§ **Provided material**:
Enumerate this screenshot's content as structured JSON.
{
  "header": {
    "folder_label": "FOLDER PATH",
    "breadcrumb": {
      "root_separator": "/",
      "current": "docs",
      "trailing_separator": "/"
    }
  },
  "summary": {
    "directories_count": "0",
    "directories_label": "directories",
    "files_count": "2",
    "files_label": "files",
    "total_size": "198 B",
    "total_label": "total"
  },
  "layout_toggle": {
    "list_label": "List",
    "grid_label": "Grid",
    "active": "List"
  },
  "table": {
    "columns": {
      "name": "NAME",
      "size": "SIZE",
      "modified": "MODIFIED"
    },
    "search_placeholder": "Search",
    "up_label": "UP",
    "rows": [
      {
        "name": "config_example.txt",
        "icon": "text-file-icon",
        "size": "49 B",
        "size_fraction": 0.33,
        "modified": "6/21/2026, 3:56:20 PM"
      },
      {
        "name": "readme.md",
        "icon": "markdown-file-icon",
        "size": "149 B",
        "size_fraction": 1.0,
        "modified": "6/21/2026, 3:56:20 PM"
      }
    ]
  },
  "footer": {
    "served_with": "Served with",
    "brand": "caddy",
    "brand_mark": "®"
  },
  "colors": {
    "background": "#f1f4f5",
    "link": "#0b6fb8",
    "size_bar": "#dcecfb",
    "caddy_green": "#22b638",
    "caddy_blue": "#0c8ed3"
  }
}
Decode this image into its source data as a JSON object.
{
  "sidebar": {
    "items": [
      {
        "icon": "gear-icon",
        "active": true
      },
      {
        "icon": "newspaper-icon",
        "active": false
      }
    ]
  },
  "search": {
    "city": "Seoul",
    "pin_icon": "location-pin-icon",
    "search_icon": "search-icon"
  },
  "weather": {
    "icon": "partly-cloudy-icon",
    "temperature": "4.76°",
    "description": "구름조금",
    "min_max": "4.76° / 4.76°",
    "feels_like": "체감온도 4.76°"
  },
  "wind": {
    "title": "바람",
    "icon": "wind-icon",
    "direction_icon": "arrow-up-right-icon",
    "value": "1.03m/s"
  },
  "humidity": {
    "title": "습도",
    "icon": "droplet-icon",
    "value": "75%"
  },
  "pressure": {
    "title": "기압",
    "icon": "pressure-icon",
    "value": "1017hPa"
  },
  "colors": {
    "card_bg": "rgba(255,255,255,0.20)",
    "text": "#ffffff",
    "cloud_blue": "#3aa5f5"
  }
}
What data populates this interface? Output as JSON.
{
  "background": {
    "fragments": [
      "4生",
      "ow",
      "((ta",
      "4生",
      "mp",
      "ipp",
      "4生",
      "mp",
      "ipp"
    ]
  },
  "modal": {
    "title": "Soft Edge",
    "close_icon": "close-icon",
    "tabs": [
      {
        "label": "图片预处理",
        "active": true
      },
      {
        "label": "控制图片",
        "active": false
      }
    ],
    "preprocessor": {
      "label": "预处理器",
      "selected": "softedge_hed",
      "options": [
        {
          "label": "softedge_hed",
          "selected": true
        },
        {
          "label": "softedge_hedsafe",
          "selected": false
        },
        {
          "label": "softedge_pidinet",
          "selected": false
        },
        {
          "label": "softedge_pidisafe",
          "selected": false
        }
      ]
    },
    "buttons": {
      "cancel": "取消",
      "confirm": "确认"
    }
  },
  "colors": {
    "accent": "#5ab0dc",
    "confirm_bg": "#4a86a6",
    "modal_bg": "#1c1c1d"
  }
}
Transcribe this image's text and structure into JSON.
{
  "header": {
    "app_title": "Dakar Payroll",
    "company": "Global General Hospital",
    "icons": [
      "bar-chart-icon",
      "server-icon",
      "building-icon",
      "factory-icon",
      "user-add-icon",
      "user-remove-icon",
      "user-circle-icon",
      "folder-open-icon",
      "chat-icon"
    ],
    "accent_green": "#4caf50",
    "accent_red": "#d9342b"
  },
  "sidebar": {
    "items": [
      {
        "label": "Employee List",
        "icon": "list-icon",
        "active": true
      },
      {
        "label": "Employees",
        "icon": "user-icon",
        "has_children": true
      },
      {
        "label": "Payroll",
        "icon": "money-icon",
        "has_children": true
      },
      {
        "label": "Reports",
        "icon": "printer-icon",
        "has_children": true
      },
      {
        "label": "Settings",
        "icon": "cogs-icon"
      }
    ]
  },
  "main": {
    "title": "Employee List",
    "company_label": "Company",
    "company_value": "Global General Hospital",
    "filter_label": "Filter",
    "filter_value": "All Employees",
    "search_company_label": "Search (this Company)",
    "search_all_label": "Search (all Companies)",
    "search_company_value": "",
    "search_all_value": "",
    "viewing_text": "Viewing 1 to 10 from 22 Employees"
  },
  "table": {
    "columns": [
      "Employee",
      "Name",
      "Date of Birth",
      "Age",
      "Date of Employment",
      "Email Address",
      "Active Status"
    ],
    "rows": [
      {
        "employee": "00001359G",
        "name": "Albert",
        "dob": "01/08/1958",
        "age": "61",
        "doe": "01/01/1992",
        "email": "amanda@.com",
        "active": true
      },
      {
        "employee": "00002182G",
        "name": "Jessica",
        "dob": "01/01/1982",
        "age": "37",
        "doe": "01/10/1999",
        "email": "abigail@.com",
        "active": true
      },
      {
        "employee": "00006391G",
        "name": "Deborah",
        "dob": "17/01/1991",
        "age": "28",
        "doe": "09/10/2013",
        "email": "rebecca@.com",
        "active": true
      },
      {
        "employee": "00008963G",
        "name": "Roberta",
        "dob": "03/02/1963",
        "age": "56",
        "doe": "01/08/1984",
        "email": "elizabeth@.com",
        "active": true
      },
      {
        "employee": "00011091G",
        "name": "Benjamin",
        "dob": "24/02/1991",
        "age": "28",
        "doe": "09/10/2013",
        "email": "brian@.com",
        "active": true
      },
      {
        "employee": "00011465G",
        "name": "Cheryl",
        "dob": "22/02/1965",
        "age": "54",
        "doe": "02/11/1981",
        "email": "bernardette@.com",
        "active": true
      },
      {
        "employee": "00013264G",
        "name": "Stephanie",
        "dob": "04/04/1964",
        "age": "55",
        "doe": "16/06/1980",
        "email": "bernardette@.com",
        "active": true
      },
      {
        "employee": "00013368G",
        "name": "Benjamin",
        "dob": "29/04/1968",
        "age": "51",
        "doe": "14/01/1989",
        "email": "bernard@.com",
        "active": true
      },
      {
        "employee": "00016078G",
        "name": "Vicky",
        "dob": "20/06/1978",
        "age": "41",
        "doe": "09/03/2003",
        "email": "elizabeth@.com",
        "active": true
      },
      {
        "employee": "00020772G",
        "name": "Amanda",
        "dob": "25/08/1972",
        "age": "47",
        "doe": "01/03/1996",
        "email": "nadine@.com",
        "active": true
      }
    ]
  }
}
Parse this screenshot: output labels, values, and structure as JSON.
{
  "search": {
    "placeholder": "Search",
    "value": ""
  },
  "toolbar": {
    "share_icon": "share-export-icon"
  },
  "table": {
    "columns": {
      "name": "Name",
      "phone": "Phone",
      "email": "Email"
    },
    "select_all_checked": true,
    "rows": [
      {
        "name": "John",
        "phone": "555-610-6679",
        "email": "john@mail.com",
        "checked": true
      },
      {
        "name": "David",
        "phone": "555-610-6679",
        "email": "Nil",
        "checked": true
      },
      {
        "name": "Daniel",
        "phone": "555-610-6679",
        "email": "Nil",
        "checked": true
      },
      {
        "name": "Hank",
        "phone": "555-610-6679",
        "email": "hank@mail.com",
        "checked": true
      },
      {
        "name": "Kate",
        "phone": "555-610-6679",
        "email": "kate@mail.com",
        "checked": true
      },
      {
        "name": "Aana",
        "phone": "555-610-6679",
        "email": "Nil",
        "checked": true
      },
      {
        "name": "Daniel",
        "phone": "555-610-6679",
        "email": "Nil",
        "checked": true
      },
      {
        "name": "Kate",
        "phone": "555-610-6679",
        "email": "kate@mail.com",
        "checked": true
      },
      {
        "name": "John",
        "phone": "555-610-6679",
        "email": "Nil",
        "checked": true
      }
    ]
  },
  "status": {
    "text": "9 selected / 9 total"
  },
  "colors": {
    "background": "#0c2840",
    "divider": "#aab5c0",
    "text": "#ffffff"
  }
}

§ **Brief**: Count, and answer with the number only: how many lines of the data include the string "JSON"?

§ **Answer box**: 5